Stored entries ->

────────────────────

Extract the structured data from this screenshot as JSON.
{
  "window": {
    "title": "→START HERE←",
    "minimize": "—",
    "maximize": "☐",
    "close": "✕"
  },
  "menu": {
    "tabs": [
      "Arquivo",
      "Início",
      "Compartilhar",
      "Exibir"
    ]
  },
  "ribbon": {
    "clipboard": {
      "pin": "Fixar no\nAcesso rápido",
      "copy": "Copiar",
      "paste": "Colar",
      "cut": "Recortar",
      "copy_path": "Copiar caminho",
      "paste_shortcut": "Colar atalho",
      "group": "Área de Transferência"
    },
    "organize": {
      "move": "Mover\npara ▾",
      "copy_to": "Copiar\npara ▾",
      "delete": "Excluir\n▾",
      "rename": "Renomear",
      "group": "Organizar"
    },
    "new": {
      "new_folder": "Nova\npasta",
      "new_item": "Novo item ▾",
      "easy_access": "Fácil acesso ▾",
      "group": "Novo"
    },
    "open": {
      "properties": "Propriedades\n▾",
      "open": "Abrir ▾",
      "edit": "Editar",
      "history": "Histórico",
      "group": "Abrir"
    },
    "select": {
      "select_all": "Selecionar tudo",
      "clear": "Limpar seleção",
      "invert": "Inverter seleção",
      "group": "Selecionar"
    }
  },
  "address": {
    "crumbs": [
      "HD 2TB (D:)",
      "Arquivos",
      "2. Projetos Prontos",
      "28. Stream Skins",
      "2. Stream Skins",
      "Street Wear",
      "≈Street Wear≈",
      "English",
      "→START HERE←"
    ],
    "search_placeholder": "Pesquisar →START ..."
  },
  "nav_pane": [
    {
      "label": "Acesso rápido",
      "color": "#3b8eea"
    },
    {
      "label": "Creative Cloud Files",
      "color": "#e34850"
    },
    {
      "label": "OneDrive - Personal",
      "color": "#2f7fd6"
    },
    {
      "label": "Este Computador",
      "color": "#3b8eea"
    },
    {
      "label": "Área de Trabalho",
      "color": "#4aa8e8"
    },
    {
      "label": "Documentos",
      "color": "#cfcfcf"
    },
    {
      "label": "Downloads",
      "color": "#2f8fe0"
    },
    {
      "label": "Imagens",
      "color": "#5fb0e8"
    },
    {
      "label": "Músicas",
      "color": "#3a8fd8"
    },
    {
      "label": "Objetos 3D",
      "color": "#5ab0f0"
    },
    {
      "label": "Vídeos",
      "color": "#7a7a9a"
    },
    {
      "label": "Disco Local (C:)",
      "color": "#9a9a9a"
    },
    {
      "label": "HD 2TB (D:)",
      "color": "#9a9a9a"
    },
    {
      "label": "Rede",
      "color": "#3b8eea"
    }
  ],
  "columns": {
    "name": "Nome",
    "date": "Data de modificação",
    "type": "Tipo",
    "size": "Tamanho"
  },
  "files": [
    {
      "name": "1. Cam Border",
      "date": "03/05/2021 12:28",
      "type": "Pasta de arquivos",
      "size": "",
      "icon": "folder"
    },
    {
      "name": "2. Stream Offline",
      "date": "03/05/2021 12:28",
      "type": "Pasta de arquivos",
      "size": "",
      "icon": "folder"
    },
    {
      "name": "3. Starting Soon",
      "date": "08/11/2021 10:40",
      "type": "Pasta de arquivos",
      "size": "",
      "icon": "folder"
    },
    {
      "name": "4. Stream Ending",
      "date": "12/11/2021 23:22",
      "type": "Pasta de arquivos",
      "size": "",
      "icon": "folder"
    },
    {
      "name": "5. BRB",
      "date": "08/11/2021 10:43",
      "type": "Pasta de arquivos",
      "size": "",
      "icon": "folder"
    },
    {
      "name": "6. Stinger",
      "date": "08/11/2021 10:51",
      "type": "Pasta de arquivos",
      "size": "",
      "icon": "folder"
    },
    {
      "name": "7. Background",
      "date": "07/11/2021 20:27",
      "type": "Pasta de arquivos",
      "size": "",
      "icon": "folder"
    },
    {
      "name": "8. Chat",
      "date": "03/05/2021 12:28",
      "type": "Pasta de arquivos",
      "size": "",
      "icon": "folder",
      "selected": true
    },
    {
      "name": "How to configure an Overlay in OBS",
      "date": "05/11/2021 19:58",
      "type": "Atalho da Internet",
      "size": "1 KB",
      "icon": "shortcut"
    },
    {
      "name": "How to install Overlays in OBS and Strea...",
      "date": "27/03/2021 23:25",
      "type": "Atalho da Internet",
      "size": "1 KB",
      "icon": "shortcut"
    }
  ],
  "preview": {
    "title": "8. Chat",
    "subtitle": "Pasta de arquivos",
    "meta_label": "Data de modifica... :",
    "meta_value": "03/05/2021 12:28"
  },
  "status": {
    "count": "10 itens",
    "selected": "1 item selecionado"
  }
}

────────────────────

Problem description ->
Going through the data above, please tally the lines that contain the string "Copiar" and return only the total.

Your solution ->
3